• DATA IN THIS EXERCISE:

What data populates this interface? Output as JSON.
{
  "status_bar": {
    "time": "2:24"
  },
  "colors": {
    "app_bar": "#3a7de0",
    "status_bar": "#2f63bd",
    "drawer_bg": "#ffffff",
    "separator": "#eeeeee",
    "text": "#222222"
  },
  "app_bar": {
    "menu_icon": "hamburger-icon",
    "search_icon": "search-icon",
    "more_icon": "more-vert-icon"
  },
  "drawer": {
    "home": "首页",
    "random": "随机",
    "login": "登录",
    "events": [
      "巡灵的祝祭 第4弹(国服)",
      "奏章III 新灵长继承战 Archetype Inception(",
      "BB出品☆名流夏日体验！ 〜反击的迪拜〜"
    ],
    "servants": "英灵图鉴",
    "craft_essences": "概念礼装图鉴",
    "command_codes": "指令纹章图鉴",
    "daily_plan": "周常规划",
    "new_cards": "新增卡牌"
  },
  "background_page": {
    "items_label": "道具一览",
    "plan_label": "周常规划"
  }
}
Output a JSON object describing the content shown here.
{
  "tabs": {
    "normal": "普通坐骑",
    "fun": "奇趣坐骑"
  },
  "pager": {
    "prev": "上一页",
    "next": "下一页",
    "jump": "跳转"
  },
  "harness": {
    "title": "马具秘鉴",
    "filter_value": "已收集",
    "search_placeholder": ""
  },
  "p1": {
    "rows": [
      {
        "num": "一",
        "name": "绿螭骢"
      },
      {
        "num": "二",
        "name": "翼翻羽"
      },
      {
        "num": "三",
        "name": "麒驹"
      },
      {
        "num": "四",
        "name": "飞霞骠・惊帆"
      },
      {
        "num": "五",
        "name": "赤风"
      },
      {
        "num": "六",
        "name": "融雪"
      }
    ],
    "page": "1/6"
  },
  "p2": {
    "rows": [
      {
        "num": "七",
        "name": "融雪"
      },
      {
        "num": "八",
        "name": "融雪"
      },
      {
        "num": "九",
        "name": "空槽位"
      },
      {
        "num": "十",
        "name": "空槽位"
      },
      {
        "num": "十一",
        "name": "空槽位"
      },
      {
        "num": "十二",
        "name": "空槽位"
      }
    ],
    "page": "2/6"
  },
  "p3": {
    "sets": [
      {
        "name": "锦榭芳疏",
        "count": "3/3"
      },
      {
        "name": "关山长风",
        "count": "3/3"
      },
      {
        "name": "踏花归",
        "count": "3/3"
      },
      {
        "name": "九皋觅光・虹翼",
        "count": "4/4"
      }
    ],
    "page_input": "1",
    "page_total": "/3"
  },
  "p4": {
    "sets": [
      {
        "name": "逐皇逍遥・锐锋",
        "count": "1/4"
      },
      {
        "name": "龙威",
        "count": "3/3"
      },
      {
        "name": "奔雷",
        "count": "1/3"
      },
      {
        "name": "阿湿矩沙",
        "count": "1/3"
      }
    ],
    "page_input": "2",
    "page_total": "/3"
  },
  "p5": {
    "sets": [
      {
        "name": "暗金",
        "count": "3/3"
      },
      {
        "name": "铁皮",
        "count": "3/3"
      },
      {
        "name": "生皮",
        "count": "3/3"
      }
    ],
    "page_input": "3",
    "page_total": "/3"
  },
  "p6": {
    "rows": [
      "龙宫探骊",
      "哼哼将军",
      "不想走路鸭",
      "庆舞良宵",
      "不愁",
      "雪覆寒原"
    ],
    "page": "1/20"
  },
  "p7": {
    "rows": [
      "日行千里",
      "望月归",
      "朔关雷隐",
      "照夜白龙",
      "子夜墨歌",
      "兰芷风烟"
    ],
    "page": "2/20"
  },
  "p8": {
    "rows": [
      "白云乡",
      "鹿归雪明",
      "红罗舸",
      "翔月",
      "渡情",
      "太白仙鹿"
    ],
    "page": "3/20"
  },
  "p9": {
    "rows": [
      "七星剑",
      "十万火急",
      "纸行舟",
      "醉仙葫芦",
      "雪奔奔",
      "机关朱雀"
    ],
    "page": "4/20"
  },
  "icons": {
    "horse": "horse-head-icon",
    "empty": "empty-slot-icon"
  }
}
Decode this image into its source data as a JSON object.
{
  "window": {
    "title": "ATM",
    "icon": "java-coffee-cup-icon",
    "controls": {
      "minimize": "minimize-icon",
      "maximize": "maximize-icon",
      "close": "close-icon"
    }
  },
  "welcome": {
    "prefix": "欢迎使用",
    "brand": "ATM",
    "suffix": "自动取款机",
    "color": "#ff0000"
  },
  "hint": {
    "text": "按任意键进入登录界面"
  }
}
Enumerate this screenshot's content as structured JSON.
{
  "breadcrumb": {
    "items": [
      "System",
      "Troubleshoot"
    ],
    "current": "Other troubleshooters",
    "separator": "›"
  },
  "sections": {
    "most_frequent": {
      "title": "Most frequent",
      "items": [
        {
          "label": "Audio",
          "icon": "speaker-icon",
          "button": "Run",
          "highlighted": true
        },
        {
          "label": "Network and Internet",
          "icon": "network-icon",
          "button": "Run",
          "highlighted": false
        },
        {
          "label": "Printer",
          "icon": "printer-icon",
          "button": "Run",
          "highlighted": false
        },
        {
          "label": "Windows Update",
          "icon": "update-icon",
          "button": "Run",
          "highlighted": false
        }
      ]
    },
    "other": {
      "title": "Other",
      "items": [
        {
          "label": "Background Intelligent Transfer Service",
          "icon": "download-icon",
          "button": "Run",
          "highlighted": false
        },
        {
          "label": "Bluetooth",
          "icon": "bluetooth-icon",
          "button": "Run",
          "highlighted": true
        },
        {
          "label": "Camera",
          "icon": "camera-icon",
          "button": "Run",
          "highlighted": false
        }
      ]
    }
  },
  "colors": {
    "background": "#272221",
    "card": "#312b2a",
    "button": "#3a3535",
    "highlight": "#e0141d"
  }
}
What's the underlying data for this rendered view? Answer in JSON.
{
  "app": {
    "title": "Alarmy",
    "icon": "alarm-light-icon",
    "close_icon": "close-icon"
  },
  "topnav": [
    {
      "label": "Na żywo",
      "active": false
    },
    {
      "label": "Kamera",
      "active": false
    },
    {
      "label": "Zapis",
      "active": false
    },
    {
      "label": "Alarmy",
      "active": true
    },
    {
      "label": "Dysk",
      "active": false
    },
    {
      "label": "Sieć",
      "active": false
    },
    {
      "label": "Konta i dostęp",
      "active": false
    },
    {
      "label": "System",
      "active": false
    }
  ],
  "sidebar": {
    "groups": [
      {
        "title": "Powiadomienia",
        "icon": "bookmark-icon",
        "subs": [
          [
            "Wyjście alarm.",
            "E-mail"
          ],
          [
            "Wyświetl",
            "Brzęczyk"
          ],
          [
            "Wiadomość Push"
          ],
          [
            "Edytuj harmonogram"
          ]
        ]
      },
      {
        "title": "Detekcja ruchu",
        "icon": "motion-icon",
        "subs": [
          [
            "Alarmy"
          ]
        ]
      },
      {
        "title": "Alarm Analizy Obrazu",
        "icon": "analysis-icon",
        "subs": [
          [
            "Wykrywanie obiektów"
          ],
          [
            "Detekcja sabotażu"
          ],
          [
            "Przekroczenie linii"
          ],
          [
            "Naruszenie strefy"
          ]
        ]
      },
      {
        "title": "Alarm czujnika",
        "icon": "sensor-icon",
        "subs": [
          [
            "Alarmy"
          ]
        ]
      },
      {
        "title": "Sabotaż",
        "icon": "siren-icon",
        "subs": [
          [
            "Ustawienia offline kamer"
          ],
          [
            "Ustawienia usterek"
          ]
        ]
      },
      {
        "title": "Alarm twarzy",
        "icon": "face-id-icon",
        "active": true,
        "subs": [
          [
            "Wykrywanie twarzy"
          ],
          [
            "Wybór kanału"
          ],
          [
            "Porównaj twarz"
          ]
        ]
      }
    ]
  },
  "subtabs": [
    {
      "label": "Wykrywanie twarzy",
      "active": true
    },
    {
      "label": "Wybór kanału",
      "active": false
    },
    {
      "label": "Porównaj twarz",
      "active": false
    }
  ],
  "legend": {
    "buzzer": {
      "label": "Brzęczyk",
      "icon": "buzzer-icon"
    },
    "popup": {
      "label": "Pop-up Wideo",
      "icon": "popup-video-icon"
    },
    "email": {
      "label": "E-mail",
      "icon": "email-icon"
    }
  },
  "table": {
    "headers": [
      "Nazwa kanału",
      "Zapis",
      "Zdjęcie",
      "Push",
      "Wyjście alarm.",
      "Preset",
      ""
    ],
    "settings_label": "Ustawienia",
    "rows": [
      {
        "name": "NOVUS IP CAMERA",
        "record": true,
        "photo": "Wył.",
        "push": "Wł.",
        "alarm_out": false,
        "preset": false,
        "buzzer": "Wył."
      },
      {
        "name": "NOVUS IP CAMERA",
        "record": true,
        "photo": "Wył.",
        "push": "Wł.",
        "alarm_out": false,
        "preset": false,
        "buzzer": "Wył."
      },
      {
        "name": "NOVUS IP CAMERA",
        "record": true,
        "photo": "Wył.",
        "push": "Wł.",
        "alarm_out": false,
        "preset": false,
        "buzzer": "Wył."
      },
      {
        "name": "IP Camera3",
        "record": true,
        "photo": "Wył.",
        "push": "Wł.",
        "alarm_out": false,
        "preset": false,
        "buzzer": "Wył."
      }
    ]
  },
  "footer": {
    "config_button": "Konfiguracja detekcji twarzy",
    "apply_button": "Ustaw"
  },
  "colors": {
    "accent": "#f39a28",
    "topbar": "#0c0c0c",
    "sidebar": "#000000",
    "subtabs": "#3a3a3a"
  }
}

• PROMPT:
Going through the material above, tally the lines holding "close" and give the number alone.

• RESPONSE TO THE EXERCISE:
2